- _Your task_: Across the entries below, how many lines contain the word "data"? Give the number alone.

- _Records shown_:
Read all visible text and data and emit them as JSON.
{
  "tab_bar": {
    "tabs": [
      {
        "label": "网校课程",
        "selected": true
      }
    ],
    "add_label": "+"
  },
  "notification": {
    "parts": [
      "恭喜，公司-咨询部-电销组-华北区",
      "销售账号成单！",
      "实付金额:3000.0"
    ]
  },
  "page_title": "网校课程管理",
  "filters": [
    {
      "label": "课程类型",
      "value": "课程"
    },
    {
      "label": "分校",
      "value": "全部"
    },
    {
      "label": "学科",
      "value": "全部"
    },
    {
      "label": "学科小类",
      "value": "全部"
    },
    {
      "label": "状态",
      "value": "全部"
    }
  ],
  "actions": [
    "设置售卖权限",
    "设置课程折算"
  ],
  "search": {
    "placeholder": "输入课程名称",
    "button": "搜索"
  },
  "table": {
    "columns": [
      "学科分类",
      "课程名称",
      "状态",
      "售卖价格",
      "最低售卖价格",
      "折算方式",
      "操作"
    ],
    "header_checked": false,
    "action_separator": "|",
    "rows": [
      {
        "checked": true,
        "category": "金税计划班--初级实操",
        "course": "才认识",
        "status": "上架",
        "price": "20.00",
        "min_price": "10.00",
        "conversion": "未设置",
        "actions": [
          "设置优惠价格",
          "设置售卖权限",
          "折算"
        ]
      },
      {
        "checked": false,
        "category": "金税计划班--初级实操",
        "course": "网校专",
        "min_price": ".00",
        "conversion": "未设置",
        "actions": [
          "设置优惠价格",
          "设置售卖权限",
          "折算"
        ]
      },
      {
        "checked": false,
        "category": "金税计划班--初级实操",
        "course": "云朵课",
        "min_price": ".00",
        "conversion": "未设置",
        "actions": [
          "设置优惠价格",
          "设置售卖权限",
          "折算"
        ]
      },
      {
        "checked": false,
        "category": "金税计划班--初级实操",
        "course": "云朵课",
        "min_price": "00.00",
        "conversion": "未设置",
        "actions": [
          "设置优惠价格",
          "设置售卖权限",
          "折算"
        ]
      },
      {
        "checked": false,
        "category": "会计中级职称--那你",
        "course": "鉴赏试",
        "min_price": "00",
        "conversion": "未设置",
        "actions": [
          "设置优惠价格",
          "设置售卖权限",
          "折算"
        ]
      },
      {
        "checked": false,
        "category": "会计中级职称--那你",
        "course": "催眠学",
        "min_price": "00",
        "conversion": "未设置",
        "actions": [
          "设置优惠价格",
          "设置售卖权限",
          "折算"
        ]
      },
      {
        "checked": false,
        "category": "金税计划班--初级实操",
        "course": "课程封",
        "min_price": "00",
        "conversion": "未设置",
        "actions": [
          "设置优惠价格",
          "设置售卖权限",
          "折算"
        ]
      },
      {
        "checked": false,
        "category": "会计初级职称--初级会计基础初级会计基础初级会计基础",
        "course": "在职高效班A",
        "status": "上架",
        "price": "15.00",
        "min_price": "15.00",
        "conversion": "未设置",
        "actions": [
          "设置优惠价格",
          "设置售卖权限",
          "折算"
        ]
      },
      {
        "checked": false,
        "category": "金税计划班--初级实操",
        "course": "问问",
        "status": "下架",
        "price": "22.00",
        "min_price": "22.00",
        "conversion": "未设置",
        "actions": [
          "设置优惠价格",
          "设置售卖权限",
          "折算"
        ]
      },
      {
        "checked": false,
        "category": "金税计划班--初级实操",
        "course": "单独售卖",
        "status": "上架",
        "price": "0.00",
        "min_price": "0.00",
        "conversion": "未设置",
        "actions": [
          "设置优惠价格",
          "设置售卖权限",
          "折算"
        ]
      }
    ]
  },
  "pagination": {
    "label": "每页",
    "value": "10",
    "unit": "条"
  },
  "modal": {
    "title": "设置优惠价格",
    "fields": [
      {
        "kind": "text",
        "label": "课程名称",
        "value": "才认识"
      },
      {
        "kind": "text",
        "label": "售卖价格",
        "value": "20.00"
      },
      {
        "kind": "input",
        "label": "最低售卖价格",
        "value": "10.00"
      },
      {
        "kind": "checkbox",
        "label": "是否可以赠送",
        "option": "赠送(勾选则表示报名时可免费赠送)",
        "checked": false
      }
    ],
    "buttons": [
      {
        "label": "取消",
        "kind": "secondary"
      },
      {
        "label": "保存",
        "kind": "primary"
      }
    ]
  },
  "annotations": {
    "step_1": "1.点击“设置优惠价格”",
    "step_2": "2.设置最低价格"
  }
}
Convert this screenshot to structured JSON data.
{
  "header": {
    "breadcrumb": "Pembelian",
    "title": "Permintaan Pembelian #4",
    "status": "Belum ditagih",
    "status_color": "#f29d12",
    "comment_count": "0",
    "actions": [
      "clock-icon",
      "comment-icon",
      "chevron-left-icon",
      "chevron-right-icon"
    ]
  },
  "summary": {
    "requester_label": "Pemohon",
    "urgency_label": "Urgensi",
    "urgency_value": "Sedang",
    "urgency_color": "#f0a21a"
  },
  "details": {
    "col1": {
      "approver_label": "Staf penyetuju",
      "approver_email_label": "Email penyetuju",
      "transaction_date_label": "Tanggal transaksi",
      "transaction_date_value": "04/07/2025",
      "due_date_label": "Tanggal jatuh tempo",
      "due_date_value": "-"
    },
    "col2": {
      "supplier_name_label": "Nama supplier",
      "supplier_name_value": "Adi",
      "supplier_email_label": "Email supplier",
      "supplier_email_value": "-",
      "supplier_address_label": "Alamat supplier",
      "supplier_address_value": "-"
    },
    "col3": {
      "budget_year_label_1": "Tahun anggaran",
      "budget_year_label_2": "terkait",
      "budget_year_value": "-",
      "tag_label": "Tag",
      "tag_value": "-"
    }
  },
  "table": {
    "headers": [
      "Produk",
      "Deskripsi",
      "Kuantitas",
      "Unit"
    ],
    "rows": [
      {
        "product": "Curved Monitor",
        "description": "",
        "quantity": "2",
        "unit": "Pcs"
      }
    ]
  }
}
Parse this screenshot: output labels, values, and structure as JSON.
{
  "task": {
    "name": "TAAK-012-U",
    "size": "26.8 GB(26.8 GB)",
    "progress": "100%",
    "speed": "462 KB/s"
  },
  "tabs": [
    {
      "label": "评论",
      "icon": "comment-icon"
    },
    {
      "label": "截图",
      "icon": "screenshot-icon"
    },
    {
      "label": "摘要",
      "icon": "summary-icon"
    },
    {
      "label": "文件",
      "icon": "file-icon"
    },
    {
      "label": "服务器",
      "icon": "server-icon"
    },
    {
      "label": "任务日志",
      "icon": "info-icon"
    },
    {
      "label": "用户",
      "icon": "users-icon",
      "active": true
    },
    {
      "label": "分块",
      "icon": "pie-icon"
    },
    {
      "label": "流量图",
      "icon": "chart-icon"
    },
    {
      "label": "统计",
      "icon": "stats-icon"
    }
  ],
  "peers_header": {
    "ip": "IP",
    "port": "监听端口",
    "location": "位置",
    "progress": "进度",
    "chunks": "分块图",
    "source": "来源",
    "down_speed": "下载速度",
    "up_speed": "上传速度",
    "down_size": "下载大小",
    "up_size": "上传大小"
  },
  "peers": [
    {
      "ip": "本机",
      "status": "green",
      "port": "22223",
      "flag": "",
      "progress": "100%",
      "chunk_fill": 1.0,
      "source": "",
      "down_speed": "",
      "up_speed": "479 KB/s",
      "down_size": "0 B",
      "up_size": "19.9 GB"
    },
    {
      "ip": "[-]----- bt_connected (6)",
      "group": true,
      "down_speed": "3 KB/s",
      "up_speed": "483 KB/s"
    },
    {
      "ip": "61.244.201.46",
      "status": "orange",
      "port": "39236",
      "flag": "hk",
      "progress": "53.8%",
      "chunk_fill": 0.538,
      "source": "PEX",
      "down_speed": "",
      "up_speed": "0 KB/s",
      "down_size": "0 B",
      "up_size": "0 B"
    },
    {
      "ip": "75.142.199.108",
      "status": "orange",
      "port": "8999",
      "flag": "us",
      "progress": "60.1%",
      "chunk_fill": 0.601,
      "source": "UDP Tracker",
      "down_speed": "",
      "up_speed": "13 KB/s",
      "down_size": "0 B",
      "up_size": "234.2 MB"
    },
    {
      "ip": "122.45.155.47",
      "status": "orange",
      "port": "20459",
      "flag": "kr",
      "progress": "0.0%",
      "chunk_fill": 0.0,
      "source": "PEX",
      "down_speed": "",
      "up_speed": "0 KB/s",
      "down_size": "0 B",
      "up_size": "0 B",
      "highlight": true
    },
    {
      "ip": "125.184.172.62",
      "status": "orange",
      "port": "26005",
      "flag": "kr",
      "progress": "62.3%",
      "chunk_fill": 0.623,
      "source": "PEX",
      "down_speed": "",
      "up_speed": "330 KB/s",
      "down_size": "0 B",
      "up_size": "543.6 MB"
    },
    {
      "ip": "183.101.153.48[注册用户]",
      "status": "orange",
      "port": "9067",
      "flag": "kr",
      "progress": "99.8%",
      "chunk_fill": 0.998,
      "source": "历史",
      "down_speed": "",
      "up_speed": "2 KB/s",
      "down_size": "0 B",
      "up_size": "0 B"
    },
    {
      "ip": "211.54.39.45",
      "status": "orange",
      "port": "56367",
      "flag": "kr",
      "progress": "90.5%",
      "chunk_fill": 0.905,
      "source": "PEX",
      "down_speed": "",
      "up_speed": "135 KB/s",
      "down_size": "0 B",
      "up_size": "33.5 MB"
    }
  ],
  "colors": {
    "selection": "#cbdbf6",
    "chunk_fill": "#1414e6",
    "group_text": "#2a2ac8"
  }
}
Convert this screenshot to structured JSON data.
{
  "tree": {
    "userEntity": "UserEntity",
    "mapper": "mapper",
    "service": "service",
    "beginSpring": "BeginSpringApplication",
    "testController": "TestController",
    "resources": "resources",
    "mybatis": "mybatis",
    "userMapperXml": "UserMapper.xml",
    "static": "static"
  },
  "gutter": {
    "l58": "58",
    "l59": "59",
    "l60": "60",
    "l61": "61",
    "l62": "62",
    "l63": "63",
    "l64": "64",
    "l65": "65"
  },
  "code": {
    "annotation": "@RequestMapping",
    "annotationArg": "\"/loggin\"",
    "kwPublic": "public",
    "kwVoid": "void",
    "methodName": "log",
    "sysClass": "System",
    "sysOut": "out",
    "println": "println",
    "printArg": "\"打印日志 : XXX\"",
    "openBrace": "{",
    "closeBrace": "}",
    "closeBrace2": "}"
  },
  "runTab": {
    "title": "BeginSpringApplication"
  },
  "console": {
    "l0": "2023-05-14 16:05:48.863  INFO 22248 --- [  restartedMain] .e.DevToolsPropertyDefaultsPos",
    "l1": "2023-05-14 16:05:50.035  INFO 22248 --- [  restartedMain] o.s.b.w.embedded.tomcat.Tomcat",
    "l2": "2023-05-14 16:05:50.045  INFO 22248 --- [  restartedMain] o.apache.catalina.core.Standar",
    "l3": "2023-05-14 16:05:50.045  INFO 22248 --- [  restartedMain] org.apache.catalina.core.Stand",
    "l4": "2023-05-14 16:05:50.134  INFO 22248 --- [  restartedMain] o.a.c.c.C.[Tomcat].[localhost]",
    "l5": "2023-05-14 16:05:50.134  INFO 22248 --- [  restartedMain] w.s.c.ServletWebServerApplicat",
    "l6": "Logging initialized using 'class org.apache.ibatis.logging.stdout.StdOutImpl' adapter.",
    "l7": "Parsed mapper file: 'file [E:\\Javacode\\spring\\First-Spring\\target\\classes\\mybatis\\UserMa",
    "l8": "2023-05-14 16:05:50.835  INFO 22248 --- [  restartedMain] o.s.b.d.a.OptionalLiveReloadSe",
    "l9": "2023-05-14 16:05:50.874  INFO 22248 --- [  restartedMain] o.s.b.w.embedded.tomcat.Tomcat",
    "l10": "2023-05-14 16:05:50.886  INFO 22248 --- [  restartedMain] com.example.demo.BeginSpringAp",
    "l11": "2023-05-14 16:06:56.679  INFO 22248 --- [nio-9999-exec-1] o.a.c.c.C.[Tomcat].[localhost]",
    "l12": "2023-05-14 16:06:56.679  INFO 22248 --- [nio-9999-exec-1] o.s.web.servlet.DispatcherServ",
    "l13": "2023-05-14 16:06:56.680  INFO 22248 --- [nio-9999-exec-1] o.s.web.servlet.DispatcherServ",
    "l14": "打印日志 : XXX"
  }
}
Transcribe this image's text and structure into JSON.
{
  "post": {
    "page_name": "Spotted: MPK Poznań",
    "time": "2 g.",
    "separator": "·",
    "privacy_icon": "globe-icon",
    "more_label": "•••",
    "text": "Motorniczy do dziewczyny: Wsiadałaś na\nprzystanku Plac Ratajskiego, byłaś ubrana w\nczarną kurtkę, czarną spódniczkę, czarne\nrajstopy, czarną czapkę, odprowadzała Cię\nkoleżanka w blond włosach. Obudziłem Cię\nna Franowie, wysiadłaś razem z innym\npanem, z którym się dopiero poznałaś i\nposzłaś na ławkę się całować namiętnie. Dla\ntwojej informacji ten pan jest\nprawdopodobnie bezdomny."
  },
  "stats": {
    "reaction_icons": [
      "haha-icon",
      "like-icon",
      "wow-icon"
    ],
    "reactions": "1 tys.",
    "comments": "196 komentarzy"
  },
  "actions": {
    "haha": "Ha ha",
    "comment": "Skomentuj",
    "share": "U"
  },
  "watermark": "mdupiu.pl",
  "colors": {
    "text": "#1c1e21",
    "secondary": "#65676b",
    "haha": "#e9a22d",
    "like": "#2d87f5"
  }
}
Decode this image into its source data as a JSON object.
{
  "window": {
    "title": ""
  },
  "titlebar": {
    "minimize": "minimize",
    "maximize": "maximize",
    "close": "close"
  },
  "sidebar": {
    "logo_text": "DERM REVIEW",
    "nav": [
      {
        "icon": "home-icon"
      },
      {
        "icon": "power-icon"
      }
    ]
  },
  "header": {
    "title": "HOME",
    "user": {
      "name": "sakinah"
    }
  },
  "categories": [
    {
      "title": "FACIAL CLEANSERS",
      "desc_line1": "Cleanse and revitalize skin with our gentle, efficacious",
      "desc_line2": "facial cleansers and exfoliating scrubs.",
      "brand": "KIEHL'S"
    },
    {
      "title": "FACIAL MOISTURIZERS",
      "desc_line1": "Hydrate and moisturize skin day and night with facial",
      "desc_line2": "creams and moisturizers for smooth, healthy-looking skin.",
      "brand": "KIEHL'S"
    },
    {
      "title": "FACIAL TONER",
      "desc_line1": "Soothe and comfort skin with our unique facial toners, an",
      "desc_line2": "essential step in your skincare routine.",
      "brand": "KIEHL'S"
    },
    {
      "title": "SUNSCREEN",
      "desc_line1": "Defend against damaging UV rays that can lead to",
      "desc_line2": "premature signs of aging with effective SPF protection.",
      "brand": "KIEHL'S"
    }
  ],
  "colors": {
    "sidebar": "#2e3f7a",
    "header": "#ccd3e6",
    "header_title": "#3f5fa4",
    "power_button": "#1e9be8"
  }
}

- _Output of the task_: 4